Thanks to this technique, patients who have undergone surgery at the Vinalopó University Hospital for a knee prosthesis assisted by robotic navigation have been able to walk with aids on the same day of the operation, thus greatly shortening the recovery period. What’s more, all of them were discharged from hospital without complications within 24 hours. “Reducing tissue damage during surgery is key to avoiding bleeding, pain and making the patient’s recovery much faster and more pleasant, and patients notice this,” explains Dr Bascuñana.

Three-dimensional reconstruction technology using the robotic navigation system helps to reduce tissue injury by allowing only the necessary surgical gestures to be performed and avoids most of the intermediate steps of conventional techniques for implant selection and positioning.

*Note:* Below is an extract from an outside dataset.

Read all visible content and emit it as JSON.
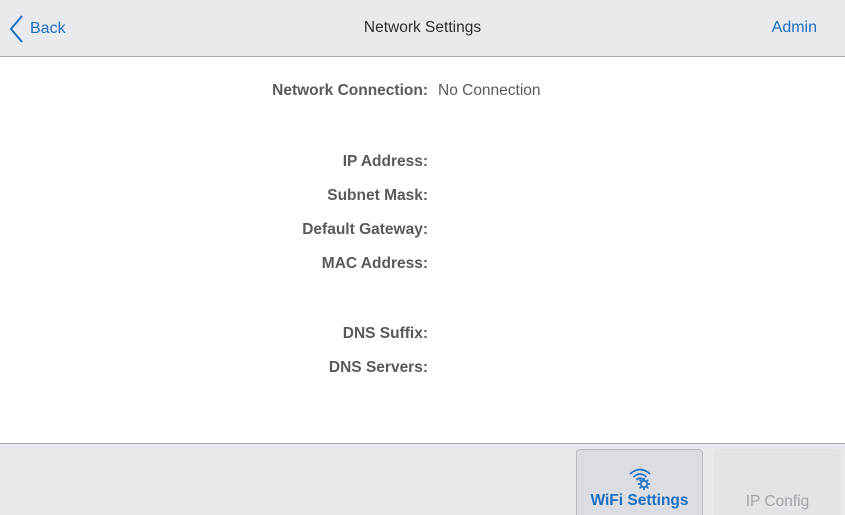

With this system, it is possible to know in advance what the best position will be and to carry out digital dynamic tests to assess how it will behave in the future. All this results in the final implant being placed in the best possible position for the most accurate functioning, which extends the durability of the prosthesis and thus patient satisfaction. “Robotic navigation has meant that we have more information and more precision during surgery. We can now place prostheses that are completely customised for each patient,” Dr Fernández explained.

Customised prostheses

The planning of this state-of-the-art system goes beyond current systems as it not only provides precision to the surgeon, but also allows the definitive implant to be planned based on the type and shape of the patient’s bone, as well as being able to assess the tension of the knee ligaments, a fact that until now had not been possible to evaluate with other planning systems. This allows greater personalisation of the surgery as the implant can be perfectly adjusted to the bone, as well as maintaining the patient’s ligamentous anatomy perfectly intact, thus ensuring that the functioning of the implant is truly balanced, providing greater stability and less discomfort.